      if their academics are on point, why would they need affirmative action to get a high quality higher education?

      • h.h.h.

        this is just a hunch, but if you’re in a substandard educational school district, with slim chances of getting out, the academics might not be on point, but alternative testing/research “may” show the same level of intellectual chops as students in more resource-laden school districts…

        if this makes sense. i’m not a policy wonk or anything.

        • http://www.greaterunderstanding.net/ Anthony Brian Logan

          I understand what you mean. That traditional testing that is currently used like ACT/SAT may not reveal their true intelligence. But what does that have to do with affirmative action? Are you saying that people with low test scores should be admitted to more elite schools based on their race?

        • h.h.h.

          no, i’m saying that universities and colleges should not only be available to WASPs and the rich. it should be available to the intelligent and the willing, no matter their race, gender, or social background.

        • http://www.greaterunderstanding.net/ Anthony Brian Logan

          they are. have you seen the story about the kid with 150 scholarship offers?

        • h.h.h.

          yes. and the kid with acceptance letters to all 8 ivies.

          if that is evidence that AA is unnecessary, then i’ll have to disagree. peace

  • ThoughtCriminal

    AA is necessary. Need to deal with the reality of the situation. Racism is still here. Blacks are not in the majority of positions of power in this country. So no matter how hard you work you are always subject to decisions made by others based on the color of your skin. Doing triple the work someone else has to do to get the same position.
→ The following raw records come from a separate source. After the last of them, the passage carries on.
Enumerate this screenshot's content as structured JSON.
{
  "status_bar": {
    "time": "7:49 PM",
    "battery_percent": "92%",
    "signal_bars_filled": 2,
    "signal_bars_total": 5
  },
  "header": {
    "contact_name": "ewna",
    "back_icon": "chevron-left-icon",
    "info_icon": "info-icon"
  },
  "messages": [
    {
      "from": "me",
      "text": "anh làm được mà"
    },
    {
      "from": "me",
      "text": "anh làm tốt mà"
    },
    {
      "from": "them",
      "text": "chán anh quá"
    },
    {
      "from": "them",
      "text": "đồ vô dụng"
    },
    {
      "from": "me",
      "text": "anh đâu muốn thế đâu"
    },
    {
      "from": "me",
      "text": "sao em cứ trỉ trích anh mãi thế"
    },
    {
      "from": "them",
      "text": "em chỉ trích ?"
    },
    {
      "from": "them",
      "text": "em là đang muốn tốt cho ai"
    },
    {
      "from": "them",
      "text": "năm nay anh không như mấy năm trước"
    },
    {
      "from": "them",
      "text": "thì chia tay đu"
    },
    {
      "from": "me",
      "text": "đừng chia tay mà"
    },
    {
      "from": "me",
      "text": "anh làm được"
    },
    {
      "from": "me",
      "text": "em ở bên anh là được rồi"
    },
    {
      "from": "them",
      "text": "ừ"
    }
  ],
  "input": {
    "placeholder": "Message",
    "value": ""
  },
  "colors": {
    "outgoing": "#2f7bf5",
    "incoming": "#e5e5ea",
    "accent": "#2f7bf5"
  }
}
AA at least evens the playing field some.

  • JOhn Crawford

    Just like people tend to have revisionist history of the Southern Strategy and how the bulk of racists switched political parties, people of ALL ethnicites and skin tones seem to be (willfully) Ignorant about AA.
    Affirmative Action was created to ExpandOpportunities for Minorities and Women because Non-Minorities were not doing so; Even Now Discrimintio by Sex, Age, Gender, Religion ,Sexual Orientation, etc still occurs, but certain loopholes have been carved out in the shadows to allow it.
    Equal and Quality Education is one of the most hardest to be “integrated” since Economics and Culture persists on State and Federal levels (see Louisiand’s Creationism Cirriculum and the Drama over Common Core); Heck, the Rooney Rule is the NFL’s AA and even THEY are a bit behind with the “opportunities” of Minorities and Women being able to become GMs, Head Coaches, and/or Executives.
    Rather than USE AA the way it was intended, CEOs and People of Authority- obviously Not a Minority or a Woman- have been using it as a Quota System, to which people have looked at and precieve Affirmative Action to be in this era. It is Unfortunate and Appauling the Double Speak and Sleight of Hand opponents and the SCOTUS have ruined what was one of the Cornerstones of the Civil Rights Movement’s Victories. The CRA and VRA have been gutted as well and the results are devastating

    • Beauty In Truth

      I have to disagree. As scary and hard as it is for a People who have been kowtowing and bending in every direction to make it in this world. It really is time for us to see other options. People of color with PhDs and networks with other people of color need to use it. And don’t say “oh you know Black people.” Because you willing to deal with the nonsense of others and backstabbing of those who will forever see you as half a person (if that) makes just as much sense.

      It’s psychologically deteriorating to think that all this jumping and pretending will someday get these “people” to look at you as a full equal. (Which is why you will always be the token Black friend, employee, project manager). The efforts at this point are in vain. Unless your dream is to slave for Trump for life and help his Republican and other similar corporate agendas-I don’t see the point.

      This concept is as difficult as getting a Black woman to transition back to her natural hair. After the emotional buildup and conformity mask is removed, there is freedom, and beauty and growth in all that you always knew you could be! We can ALL do better if we strategize and follow through.